“The imagination of police in the 1790s in South Carolina where the first publicly-funded police force was formed, they were actually called slave patrols, and you can just imagine from that title alone their intention was to control enslaved Black people,” explains advisory committee member Ciann Wilson.
“So it should be no surprise that in 2020, the children of those enslaved people are saying, ‘no, there isn’t a reimagination (sic) possible with a system that is built out of white supremacist desires for control and surveillance.'”
The network says it’s very clear on its messaging, and sticks to it: the only solution they see is to defund police.
“What we’ve noticed since our call to action is a number of key decision-makers and people in positions of influence repurposing our statements with more moderate language,” says advisory committee member Ruth Cameron.
“We have not made a request for reform, nor reimagination (sic), with regards to our calls to action. What we are interested in is a defunding of police with our initial request to the amount of $29.3 million.”
Will we see any changes to policing in Waterloo Region?
Torigian says that, if the pandemic has shown us anything, it’s how fast policy changes can be made, implemented and bought into.
“If we can pivot so quickly on policies because of this crisis, we need to start thinking about the racial divide, the inequalities, the over-representation, the under-policing, it’s about time to start thinking about this as a crisis because this crisis has been going on a long time,” he says.
“Then we could actually start implementing policy at the speed of that crisis.”
Chief Larkin says that, while the School Resource Officer and Community Outreach Programs were noble and well-intentioned, he’s open to having discussions with stakeholders about alternatives.
Larkin says that the COPs program has been the subject of academic studies that have shown different outcomes and he believes in it, but that ultimately as a community program it’s worth reassessing.
In both cases, though, he says the police involved are volunteers who are invited to participate in the programs by stakeholders: the City of Kitchener runs the COPs program.
For the SRO program, he says that the police are invited into the schools by the school board.
“I understand that it may make a number of people feel unsafe and feel that it’s not appropriate. So let’s engage in discussion and dialogue with the school board with all the stakeholders,” he says.
But Warren tells CTV that nobody, from police to municipal decision makers, has reached out to the ACB network about sitting down for a conversation.
As MPP for Kitchener Centre, Lindo says that she hasn’t seen any concrete steps taken by policymakers, either.
“From every vantage point that I have, there does not seem to be the political will to make the change,” she says.
“And because there isn’t the political will to make the change on the provincial level, I’m finding that it’s easier for police for instance to say, ‘we need to reimagine policing,’ as opposed to saying, ‘we need to reimagine the world that we live in.'”
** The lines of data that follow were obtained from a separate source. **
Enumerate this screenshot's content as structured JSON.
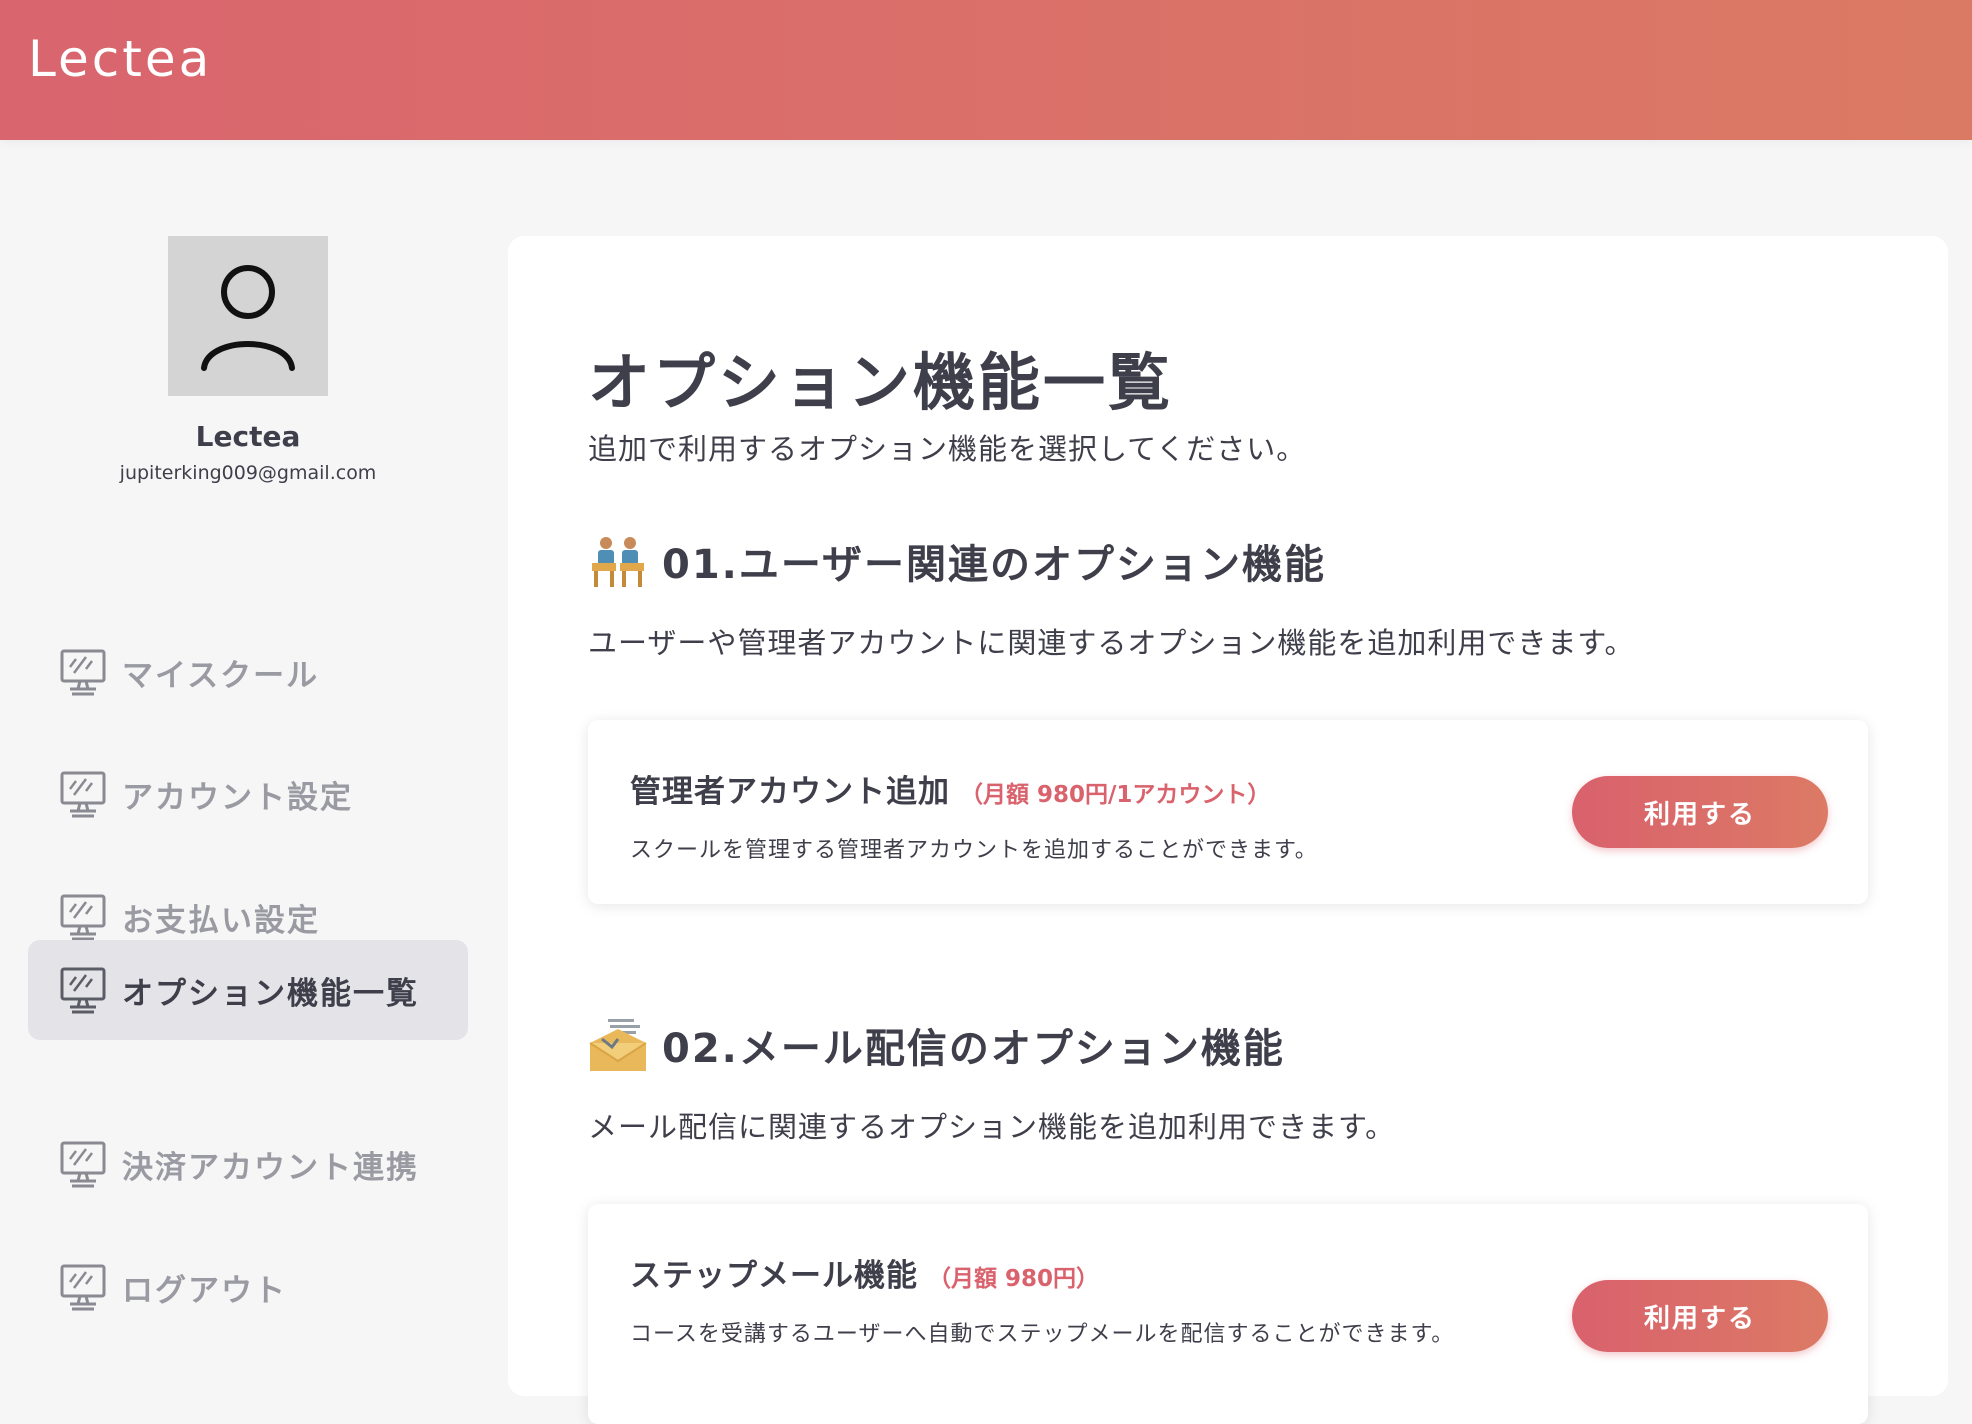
{
  "header": {
    "logo": "Lectea"
  },
  "user": {
    "name": "Lectea",
    "email": "jupiterking009@gmail.com"
  },
  "sidebar": {
    "items": [
      {
        "label": "マイスクール",
        "icon": "monitor-icon",
        "active": false
      },
      {
        "label": "アカウント設定",
        "icon": "monitor-icon",
        "active": false
      },
      {
        "label": "お支払い設定",
        "icon": "monitor-icon",
        "active": false
      },
      {
        "label": "オプション機能一覧",
        "icon": "monitor-icon",
        "active": true
      },
      {
        "label": "決済アカウント連携",
        "icon": "monitor-icon",
        "active": false
      },
      {
        "label": "ログアウト",
        "icon": "monitor-icon",
        "active": false
      }
    ]
  },
  "main": {
    "title": "オプション機能一覧",
    "subtitle": "追加で利用するオプション機能を選択してください。",
    "sections": [
      {
        "icon": "users-at-desks-icon",
        "title": "01.ユーザー関連のオプション機能",
        "description": "ユーザーや管理者アカウントに関連するオプション機能を追加利用できます。",
        "options": [
          {
            "title": "管理者アカウント追加",
            "price": "（月額 980円/1アカウント）",
            "description": "スクールを管理する管理者アカウントを追加することができます。",
            "button_label": "利用する"
          }
        ]
      },
      {
        "icon": "envelope-icon",
        "title": "02.メール配信のオプション機能",
        "description": "メール配信に関連するオプション機能を追加利用できます。",
        "options": [
          {
            "title": "ステップメール機能",
            "price": "（月額 980円）",
            "description": "コースを受講するユーザーへ自動でステップメールを配信することができます。",
            "button_label": "利用する"
          }
        ]
      }
    ]
  },
  "colors": {
    "accent_start": "#d9616d",
    "accent_end": "#dc7a65",
    "price_text": "#d9626c",
    "text_dark": "#3f3f4b",
    "nav_inactive": "#9a9aa2"
  }
}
Former Coun. Jane Mitchell says that decision makers need to listen to the voices of the people who are calling for change.
“As a white person, I need to listen, I need to learn more about what Black lives are like,” she says.
“It’s up to all of us to listen to Black people and do what they say and what they think is needed to reform our world so that there’s no racism.”